→ HOW TO COMPLETE THIS TASK
Find every line below with the string "JSON" and pick it out.

→ ENTRIES SHOWN
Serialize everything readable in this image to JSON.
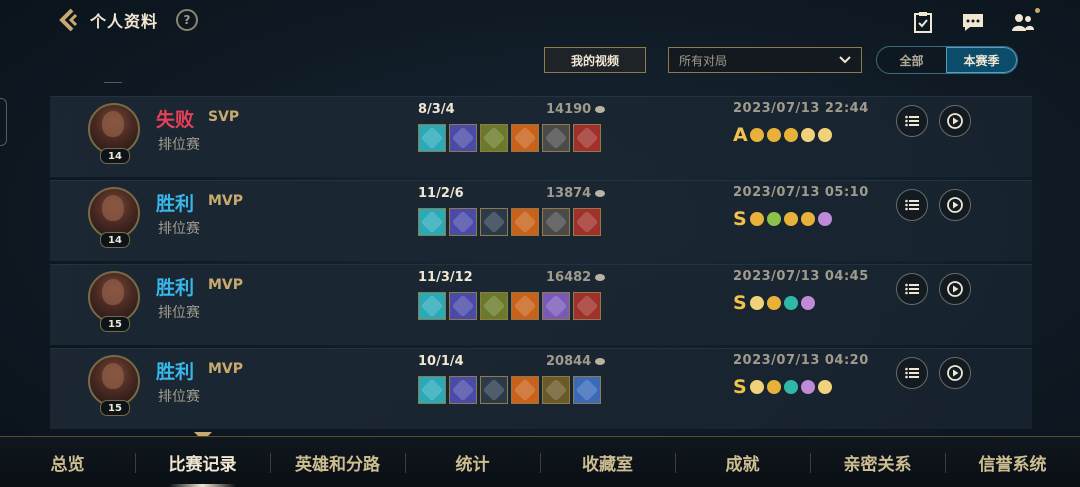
{
  "header": {
    "title": "个人资料",
    "help": "?"
  },
  "toolbar": {
    "video_label": "我的视频",
    "filter_value": "所有对局",
    "season_tabs": [
      "全部",
      "本赛季"
    ],
    "active_season_tab": "本赛季"
  },
  "matches": [
    {
      "level": "14",
      "result": "失败",
      "result_type": "lose",
      "grade": "SVP",
      "mode": "排位赛",
      "kda": "8/3/4",
      "gold": "14190",
      "date": "2023/07/13 22:44",
      "rank_letter": "A",
      "items": [
        "#2aa9b8",
        "#4a4aa8",
        "#6a7a2a",
        "#c8621a",
        "#4a4a4a",
        "#a0302a"
      ],
      "badges": [
        "",
        "",
        "",
        "y",
        "y"
      ]
    },
    {
      "level": "14",
      "result": "胜利",
      "result_type": "win",
      "grade": "MVP",
      "mode": "排位赛",
      "kda": "11/2/6",
      "gold": "13874",
      "date": "2023/07/13 05:10",
      "rank_letter": "S",
      "items": [
        "#2aa9b8",
        "#4a4aa8",
        "#2a3a4a",
        "#c8621a",
        "#4a4a4a",
        "#a0302a"
      ],
      "badges": [
        "",
        "g",
        "",
        "",
        "p"
      ]
    },
    {
      "level": "15",
      "result": "胜利",
      "result_type": "win",
      "grade": "MVP",
      "mode": "排位赛",
      "kda": "11/3/12",
      "gold": "16482",
      "date": "2023/07/13 04:45",
      "rank_letter": "S",
      "items": [
        "#2aa9b8",
        "#4a4aa8",
        "#6a7a2a",
        "#c8621a",
        "#7a5ab8",
        "#a0302a"
      ],
      "badges": [
        "y",
        "",
        "c",
        "p"
      ]
    },
    {
      "level": "15",
      "result": "胜利",
      "result_type": "win",
      "grade": "MVP",
      "mode": "排位赛",
      "kda": "10/1/4",
      "gold": "20844",
      "date": "2023/07/13 04:20",
      "rank_letter": "S",
      "items": [
        "#2aa9b8",
        "#4a4aa8",
        "#2a3a4a",
        "#c8621a",
        "#6a5a2a",
        "#3a6ab8"
      ],
      "badges": [
        "y",
        "",
        "c",
        "p",
        "y"
      ]
    }
  ],
  "nav": {
    "tabs": [
      "总览",
      "比赛记录",
      "英雄和分路",
      "统计",
      "收藏室",
      "成就",
      "亲密关系",
      "信誉系统"
    ],
    "active": "比赛记录"
  }
}
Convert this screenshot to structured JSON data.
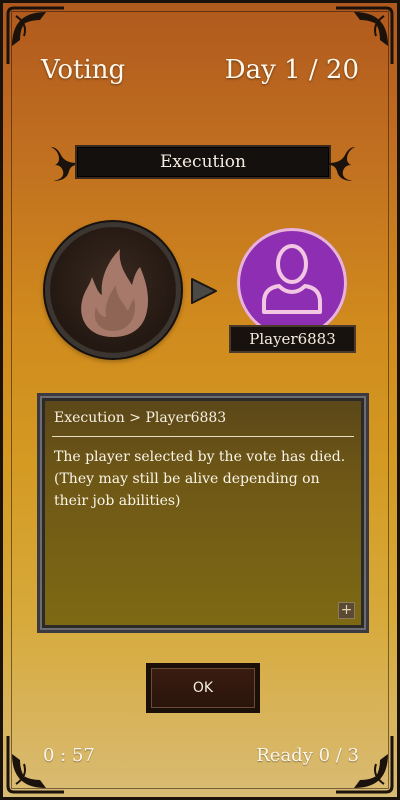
{
  "header": {
    "phase": "Voting",
    "day": "Day 1 / 20"
  },
  "banner": {
    "label": "Execution"
  },
  "action": {
    "icon": "fire-icon",
    "arrow_icon": "play-arrow-icon"
  },
  "target": {
    "avatar_icon": "person-icon",
    "name": "Player6883",
    "avatar_color": "#8e2fb3"
  },
  "panel": {
    "title": "Execution > Player6883",
    "body": "The player selected by the vote has died. (They may still be alive depending on their job abilities)",
    "expand_label": "+"
  },
  "ok_button": {
    "label": "OK"
  },
  "footer": {
    "timer": "0 : 57",
    "ready": "Ready 0 / 3"
  }
}
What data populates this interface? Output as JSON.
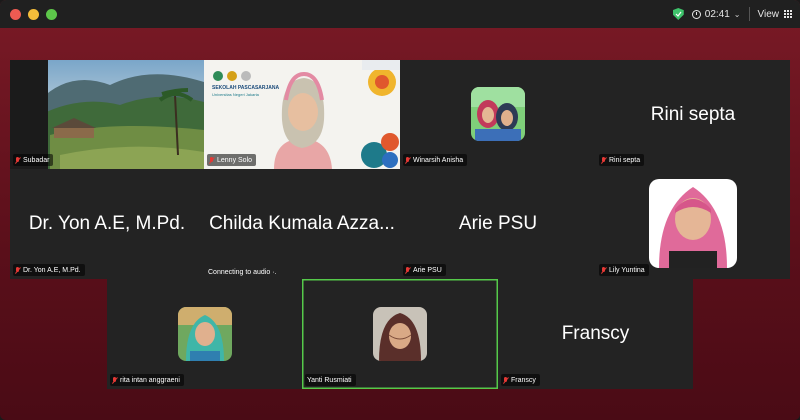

→ SOLUTION BELOW
Serialize everything readable in this image to JSON.
Convert this screenshot to structured JSON data.
What data populates this interface? Output as JSON.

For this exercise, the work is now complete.